Copy the data below exactly. Any pictures in it should be omitted.

=== DATASET RECORDS ===

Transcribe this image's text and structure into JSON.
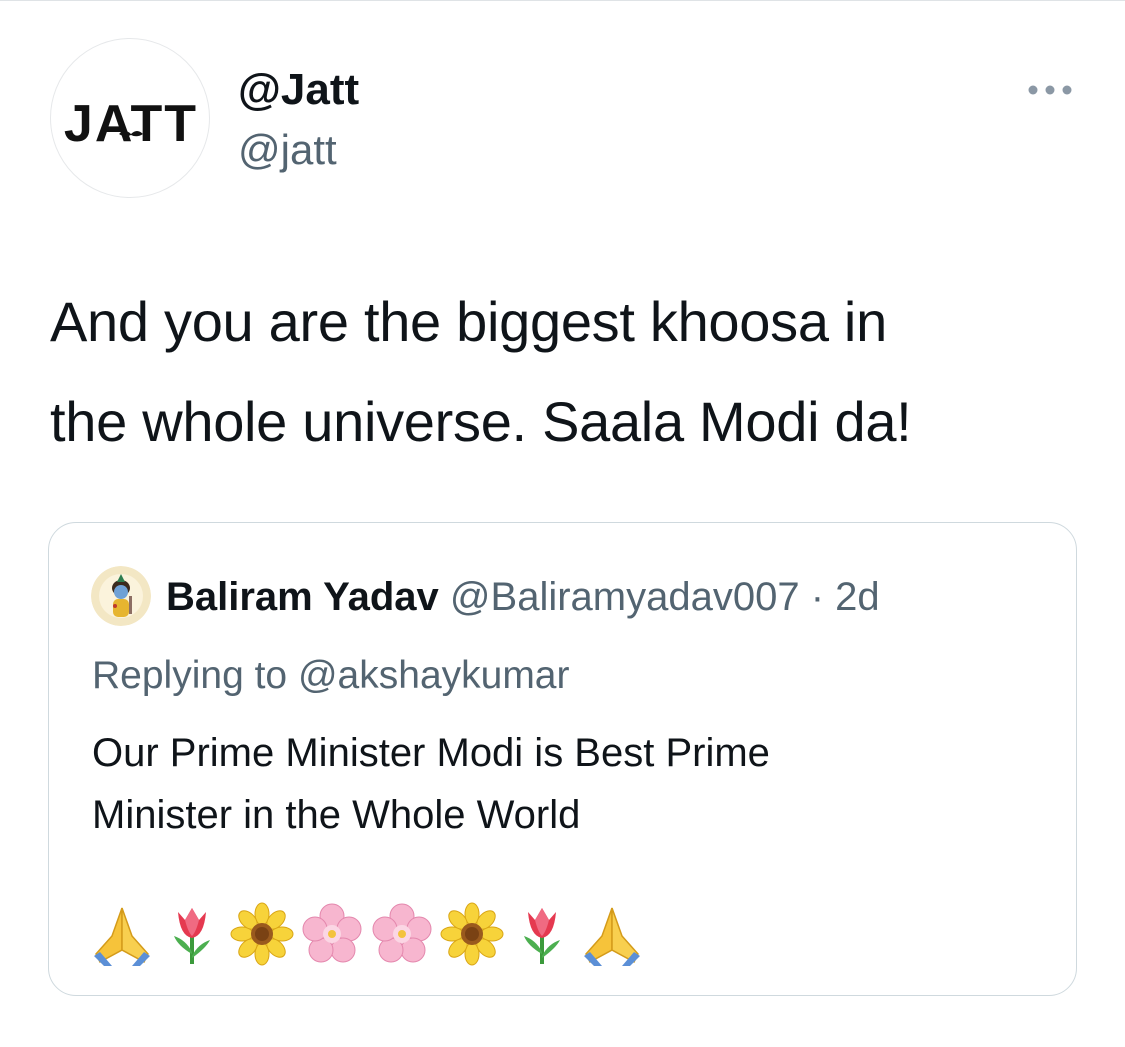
{
  "tweet": {
    "author": {
      "name": "@Jatt",
      "handle": "@jatt",
      "logo_text": "JATT"
    },
    "text_line1": "And you are the biggest khoosa in",
    "text_line2": "the whole universe. Saala Modi da!",
    "more_icon": "more-horizontal-icon"
  },
  "quoted": {
    "name": "Baliram Yadav",
    "handle": "@Baliramyadav007",
    "separator": "·",
    "time": "2d",
    "reply_prefix": "Replying to",
    "reply_mention": "@akshaykumar",
    "text_line1": "Our Prime Minister Modi is Best Prime",
    "text_line2": "Minister in the Whole World",
    "emojis": [
      "folded-hands",
      "tulip",
      "sunflower",
      "cherry-blossom",
      "cherry-blossom",
      "sunflower",
      "tulip",
      "folded-hands"
    ]
  },
  "colors": {
    "text_primary": "#0f1419",
    "text_secondary": "#536471",
    "border": "#cfd9de"
  }
}
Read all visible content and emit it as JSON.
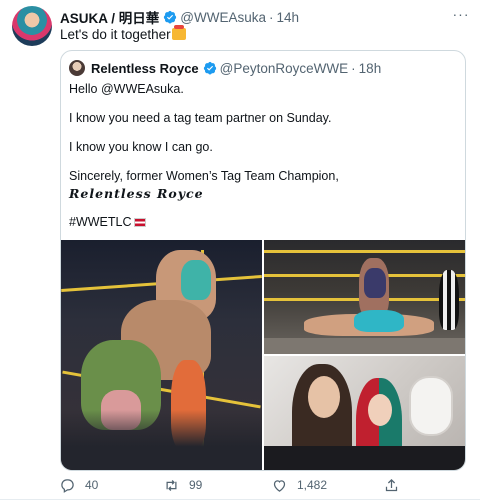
{
  "tweet": {
    "author_name": "ASUKA / 明日華",
    "author_handle": "@WWEAsuka",
    "separator": "·",
    "time": "14h",
    "text": "Let's do it together",
    "more_icon": "more-icon"
  },
  "quoted": {
    "author_name": "Relentless Royce",
    "author_handle": "@PeytonRoyceWWE",
    "separator": "·",
    "time": "18h",
    "lines": [
      "Hello @WWEAsuka.",
      "I know you need a tag team partner on Sunday.",
      "I know you know I can go.",
      "Sincerely, former Women’s Tag Team Champion,",
      "Relentless Royce",
      "#WWETLC"
    ]
  },
  "media": {
    "images": [
      "wrestling-ring-photo",
      "wrestling-pin-photo",
      "airplane-selfie-photo"
    ]
  },
  "actions": {
    "replies": "40",
    "retweets": "99",
    "likes": "1,482"
  },
  "colors": {
    "verified": "#1d9bf0",
    "muted": "#536471",
    "border": "#cfd9de"
  }
}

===

ANSWER TO THIS EXERCISE ▸
Transcribe this image's text and structure into JSON.
{
  "tweet": {
    "author": {
      "name": "@Jatt",
      "handle": "@jatt",
      "logo_text": "JATT"
    },
    "text_line1": "And you are the biggest khoosa in",
    "text_line2": "the whole universe. Saala Modi da!",
    "more_icon": "more-horizontal-icon"
  },
  "quoted": {
    "name": "Baliram Yadav",
    "handle": "@Baliramyadav007",
    "separator": "·",
    "time": "2d",
    "reply_prefix": "Replying to",
    "reply_mention": "@akshaykumar",
    "text_line1": "Our Prime Minister Modi is Best Prime",
    "text_line2": "Minister in the Whole World",
    "emojis": [
      "folded-hands",
      "tulip",
      "sunflower",
      "cherry-blossom",
      "cherry-blossom",
      "sunflower",
      "tulip",
      "folded-hands"
    ]
  },
  "colors": {
    "text_primary": "#0f1419",
    "text_secondary": "#536471",
    "border": "#cfd9de"
  }
}
Read all visible content and emit it as JSON.
{
  "tweet": {
    "author_name": "ASUKA / 明日華",
    "author_handle": "@WWEAsuka",
    "separator": "·",
    "time": "14h",
    "text": "Let's do it together",
    "more_icon": "more-icon"
  },
  "quoted": {
    "author_name": "Relentless Royce",
    "author_handle": "@PeytonRoyceWWE",
    "separator": "·",
    "time": "18h",
    "lines": [
      "Hello @WWEAsuka.",
      "I know you need a tag team partner on Sunday.",
      "I know you know I can go.",
      "Sincerely, former Women’s Tag Team Champion,",
      "Relentless Royce",
      "#WWETLC"
    ]
  },
  "media": {
    "images": [
      "wrestling-ring-photo",
      "wrestling-pin-photo",
      "airplane-selfie-photo"
    ]
  },
  "actions": {
    "replies": "40",
    "retweets": "99",
    "likes": "1,482"
  },
  "colors": {
    "verified": "#1d9bf0",
    "muted": "#536471",
    "border": "#cfd9de"
  }
}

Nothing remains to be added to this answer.